DATA EXCERPTS:
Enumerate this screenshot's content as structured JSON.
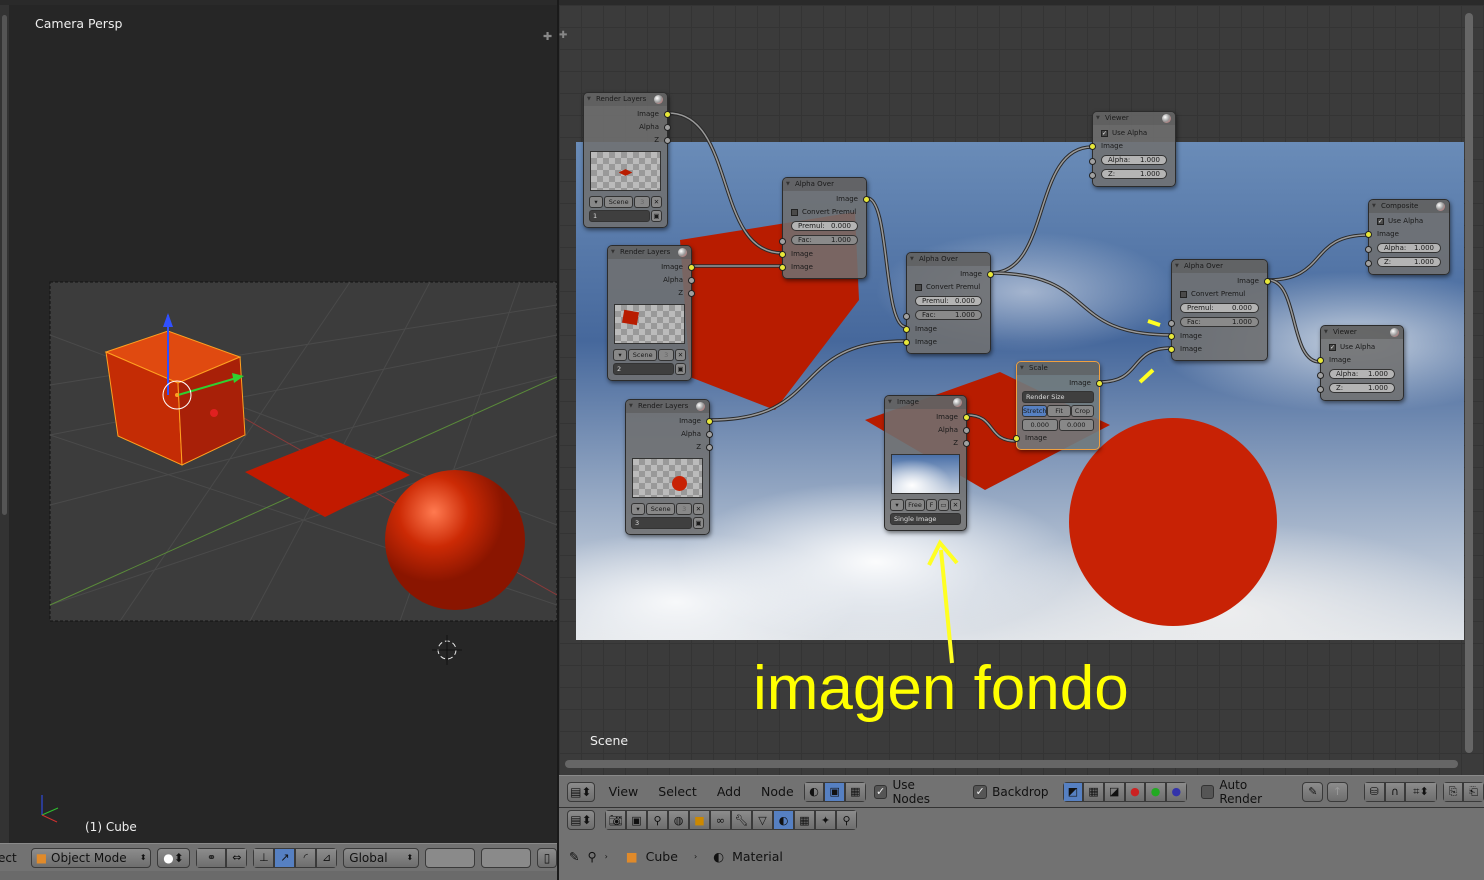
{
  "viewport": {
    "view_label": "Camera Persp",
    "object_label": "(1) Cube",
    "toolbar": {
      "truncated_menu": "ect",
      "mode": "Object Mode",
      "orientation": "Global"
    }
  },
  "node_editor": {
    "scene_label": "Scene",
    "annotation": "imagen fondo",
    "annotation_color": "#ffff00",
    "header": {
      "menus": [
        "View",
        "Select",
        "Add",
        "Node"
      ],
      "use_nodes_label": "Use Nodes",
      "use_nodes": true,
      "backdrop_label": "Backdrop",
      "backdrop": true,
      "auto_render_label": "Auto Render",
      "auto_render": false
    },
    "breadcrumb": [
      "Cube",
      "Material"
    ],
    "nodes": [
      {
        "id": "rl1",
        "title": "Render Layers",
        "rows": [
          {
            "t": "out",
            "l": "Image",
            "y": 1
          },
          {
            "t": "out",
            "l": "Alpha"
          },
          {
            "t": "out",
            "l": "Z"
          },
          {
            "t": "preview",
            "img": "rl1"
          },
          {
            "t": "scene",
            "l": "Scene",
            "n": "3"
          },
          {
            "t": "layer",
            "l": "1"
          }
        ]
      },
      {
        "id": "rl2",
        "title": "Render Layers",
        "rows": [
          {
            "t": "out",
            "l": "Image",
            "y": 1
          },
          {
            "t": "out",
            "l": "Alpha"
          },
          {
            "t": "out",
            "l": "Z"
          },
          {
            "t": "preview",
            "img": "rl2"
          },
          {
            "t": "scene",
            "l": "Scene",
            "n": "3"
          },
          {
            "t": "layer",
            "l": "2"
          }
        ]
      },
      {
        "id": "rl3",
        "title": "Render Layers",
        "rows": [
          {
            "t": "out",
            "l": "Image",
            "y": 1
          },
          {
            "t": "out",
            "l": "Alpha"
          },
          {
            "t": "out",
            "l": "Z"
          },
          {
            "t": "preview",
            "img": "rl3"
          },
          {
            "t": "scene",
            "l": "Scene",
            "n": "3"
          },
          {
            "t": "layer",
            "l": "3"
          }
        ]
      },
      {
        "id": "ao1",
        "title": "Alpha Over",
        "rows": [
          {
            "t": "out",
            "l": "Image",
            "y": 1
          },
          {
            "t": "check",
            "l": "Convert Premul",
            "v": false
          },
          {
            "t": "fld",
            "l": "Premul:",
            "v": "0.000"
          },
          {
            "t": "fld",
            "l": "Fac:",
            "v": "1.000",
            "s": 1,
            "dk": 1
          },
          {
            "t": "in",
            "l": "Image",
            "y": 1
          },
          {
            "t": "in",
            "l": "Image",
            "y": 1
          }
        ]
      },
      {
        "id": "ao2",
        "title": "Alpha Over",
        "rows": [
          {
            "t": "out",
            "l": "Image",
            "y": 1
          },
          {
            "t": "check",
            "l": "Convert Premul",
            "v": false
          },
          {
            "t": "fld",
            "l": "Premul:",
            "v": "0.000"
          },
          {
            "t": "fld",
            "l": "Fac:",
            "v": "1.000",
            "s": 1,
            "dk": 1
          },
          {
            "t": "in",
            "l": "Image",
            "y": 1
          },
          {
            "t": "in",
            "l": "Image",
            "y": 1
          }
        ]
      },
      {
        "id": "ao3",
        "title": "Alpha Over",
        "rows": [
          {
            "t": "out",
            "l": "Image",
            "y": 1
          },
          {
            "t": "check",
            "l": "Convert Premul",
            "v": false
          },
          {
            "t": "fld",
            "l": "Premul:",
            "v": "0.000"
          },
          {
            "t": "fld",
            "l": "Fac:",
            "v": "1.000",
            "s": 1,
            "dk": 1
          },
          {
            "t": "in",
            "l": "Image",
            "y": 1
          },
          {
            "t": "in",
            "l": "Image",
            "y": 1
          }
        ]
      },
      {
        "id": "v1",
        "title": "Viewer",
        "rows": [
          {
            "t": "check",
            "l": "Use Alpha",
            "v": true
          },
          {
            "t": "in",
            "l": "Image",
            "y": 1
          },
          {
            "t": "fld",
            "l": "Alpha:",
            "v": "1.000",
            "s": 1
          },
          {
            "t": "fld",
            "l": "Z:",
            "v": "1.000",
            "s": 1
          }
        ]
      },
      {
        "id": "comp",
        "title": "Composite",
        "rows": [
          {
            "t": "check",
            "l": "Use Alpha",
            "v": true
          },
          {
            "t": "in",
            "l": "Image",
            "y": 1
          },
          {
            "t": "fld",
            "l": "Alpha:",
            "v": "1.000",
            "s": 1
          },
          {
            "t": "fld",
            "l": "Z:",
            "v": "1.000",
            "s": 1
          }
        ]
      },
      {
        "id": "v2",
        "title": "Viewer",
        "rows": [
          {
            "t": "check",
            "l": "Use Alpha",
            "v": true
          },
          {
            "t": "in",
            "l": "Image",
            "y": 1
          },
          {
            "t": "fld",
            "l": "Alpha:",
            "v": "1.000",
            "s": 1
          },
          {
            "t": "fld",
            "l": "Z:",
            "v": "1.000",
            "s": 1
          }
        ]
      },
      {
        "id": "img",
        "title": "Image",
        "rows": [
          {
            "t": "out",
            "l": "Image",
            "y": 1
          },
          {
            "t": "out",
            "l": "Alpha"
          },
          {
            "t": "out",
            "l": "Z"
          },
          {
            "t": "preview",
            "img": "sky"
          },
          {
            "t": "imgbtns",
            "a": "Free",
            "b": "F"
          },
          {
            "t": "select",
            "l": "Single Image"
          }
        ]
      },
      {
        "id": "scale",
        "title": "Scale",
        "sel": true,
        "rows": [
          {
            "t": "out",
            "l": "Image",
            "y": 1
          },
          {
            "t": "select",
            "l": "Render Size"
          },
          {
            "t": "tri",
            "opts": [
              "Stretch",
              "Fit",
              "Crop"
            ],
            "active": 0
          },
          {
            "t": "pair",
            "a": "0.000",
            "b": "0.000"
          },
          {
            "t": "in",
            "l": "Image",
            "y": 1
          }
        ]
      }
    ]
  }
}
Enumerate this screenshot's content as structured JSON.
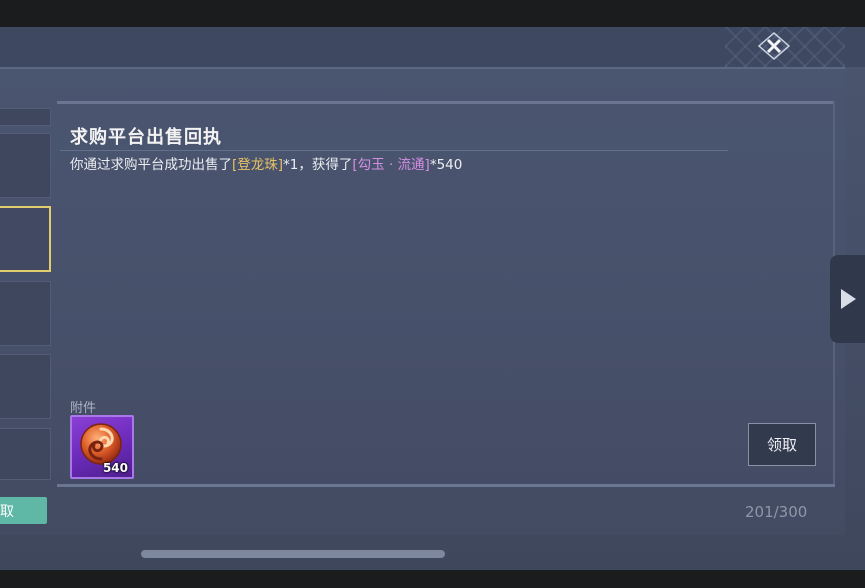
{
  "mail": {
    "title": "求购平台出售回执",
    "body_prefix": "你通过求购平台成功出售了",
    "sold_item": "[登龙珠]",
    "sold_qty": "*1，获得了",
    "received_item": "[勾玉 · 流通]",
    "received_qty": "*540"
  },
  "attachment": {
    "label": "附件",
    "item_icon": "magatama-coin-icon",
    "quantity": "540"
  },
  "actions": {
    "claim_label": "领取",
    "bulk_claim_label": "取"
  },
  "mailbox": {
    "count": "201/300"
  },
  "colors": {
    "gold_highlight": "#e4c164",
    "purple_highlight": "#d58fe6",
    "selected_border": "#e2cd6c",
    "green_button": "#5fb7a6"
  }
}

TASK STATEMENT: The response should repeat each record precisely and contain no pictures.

FINAL ANSWER:
Enumerate this screenshot's content as structured JSON.
{
  "viewport": {
    "view_label": "Camera Persp",
    "object_label": "(1) Cube",
    "toolbar": {
      "truncated_menu": "ect",
      "mode": "Object Mode",
      "orientation": "Global"
    }
  },
  "node_editor": {
    "scene_label": "Scene",
    "annotation": "imagen fondo",
    "annotation_color": "#ffff00",
    "header": {
      "menus": [
        "View",
        "Select",
        "Add",
        "Node"
      ],
      "use_nodes_label": "Use Nodes",
      "use_nodes": true,
      "backdrop_label": "Backdrop",
      "backdrop": true,
      "auto_render_label": "Auto Render",
      "auto_render": false
    },
    "breadcrumb": [
      "Cube",
      "Material"
    ],
    "nodes": [
      {
        "id": "rl1",
        "title": "Render Layers",
        "rows": [
          {
            "t": "out",
            "l": "Image",
            "y": 1
          },
          {
            "t": "out",
            "l": "Alpha"
          },
          {
            "t": "out",
            "l": "Z"
          },
          {
            "t": "preview",
            "img": "rl1"
          },
          {
            "t": "scene",
            "l": "Scene",
            "n": "3"
          },
          {
            "t": "layer",
            "l": "1"
          }
        ]
      },
      {
        "id": "rl2",
        "title": "Render Layers",
        "rows": [
          {
            "t": "out",
            "l": "Image",
            "y": 1
          },
          {
            "t": "out",
            "l": "Alpha"
          },
          {
            "t": "out",
            "l": "Z"
          },
          {
            "t": "preview",
            "img": "rl2"
          },
          {
            "t": "scene",
            "l": "Scene",
            "n": "3"
          },
          {
            "t": "layer",
            "l": "2"
          }
        ]
      },
      {
        "id": "rl3",
        "title": "Render Layers",
        "rows": [
          {
            "t": "out",
            "l": "Image",
            "y": 1
          },
          {
            "t": "out",
            "l": "Alpha"
          },
          {
            "t": "out",
            "l": "Z"
          },
          {
            "t": "preview",
            "img": "rl3"
          },
          {
            "t": "scene",
            "l": "Scene",
            "n": "3"
          },
          {
            "t": "layer",
            "l": "3"
          }
        ]
      },
      {
        "id": "ao1",
        "title": "Alpha Over",
        "rows": [
          {
            "t": "out",
            "l": "Image",
            "y": 1
          },
          {
            "t": "check",
            "l": "Convert Premul",
            "v": false
          },
          {
            "t": "fld",
            "l": "Premul:",
            "v": "0.000"
          },
          {
            "t": "fld",
            "l": "Fac:",
            "v": "1.000",
            "s": 1,
            "dk": 1
          },
          {
            "t": "in",
            "l": "Image",
            "y": 1
          },
          {
            "t": "in",
            "l": "Image",
            "y": 1
          }
        ]
      },
      {
        "id": "ao2",
        "title": "Alpha Over",
        "rows": [
          {
            "t": "out",
            "l": "Image",
            "y": 1
          },
          {
            "t": "check",
            "l": "Convert Premul",
            "v": false
          },
          {
            "t": "fld",
            "l": "Premul:",
            "v": "0.000"
          },
          {
            "t": "fld",
            "l": "Fac:",
            "v": "1.000",
            "s": 1,
            "dk": 1
          },
          {
            "t": "in",
            "l": "Image",
            "y": 1
          },
          {
            "t": "in",
            "l": "Image",
            "y": 1
          }
        ]
      },
      {
        "id": "ao3",
        "title": "Alpha Over",
        "rows": [
          {
            "t": "out",
            "l": "Image",
            "y": 1
          },
          {
            "t": "check",
            "l": "Convert Premul",
            "v": false
          },
          {
            "t": "fld",
            "l": "Premul:",
            "v": "0.000"
          },
          {
            "t": "fld",
            "l": "Fac:",
            "v": "1.000",
            "s": 1,
            "dk": 1
          },
          {
            "t": "in",
            "l": "Image",
            "y": 1
          },
          {
            "t": "in",
            "l": "Image",
            "y": 1
          }
        ]
      },
      {
        "id": "v1",
        "title": "Viewer",
        "rows": [
          {
            "t": "check",
            "l": "Use Alpha",
            "v": true
          },
          {
            "t": "in",
            "l": "Image",
            "y": 1
          },
          {
            "t": "fld",
            "l": "Alpha:",
            "v": "1.000",
            "s": 1
          },
          {
            "t": "fld",
            "l": "Z:",
            "v": "1.000",
            "s": 1
          }
        ]
      },
      {
        "id": "comp",
        "title": "Composite",
        "rows": [
          {
            "t": "check",
            "l": "Use Alpha",
            "v": true
          },
          {
            "t": "in",
            "l": "Image",
            "y": 1
          },
          {
            "t": "fld",
            "l": "Alpha:",
            "v": "1.000",
            "s": 1
          },
          {
            "t": "fld",
            "l": "Z:",
            "v": "1.000",
            "s": 1
          }
        ]
      },
      {
        "id": "v2",
        "title": "Viewer",
        "rows": [
          {
            "t": "check",
            "l": "Use Alpha",
            "v": true
          },
          {
            "t": "in",
            "l": "Image",
            "y": 1
          },
          {
            "t": "fld",
            "l": "Alpha:",
            "v": "1.000",
            "s": 1
          },
          {
            "t": "fld",
            "l": "Z:",
            "v": "1.000",
            "s": 1
          }
        ]
      },
      {
        "id": "img",
        "title": "Image",
        "rows": [
          {
            "t": "out",
            "l": "Image",
            "y": 1
          },
          {
            "t": "out",
            "l": "Alpha"
          },
          {
            "t": "out",
            "l": "Z"
          },
          {
            "t": "preview",
            "img": "sky"
          },
          {
            "t": "imgbtns",
            "a": "Free",
            "b": "F"
          },
          {
            "t": "select",
            "l": "Single Image"
          }
        ]
      },
      {
        "id": "scale",
        "title": "Scale",
        "sel": true,
        "rows": [
          {
            "t": "out",
            "l": "Image",
            "y": 1
          },
          {
            "t": "select",
            "l": "Render Size"
          },
          {
            "t": "tri",
            "opts": [
              "Stretch",
              "Fit",
              "Crop"
            ],
            "active": 0
          },
          {
            "t": "pair",
            "a": "0.000",
            "b": "0.000"
          },
          {
            "t": "in",
            "l": "Image",
            "y": 1
          }
        ]
      }
    ]
  }
}
Enumerate this screenshot's content as structured JSON.
{
  "mail": {
    "title": "求购平台出售回执",
    "body_prefix": "你通过求购平台成功出售了",
    "sold_item": "[登龙珠]",
    "sold_qty": "*1，获得了",
    "received_item": "[勾玉 · 流通]",
    "received_qty": "*540"
  },
  "attachment": {
    "label": "附件",
    "item_icon": "magatama-coin-icon",
    "quantity": "540"
  },
  "actions": {
    "claim_label": "领取",
    "bulk_claim_label": "取"
  },
  "mailbox": {
    "count": "201/300"
  },
  "colors": {
    "gold_highlight": "#e4c164",
    "purple_highlight": "#d58fe6",
    "selected_border": "#e2cd6c",
    "green_button": "#5fb7a6"
  }
}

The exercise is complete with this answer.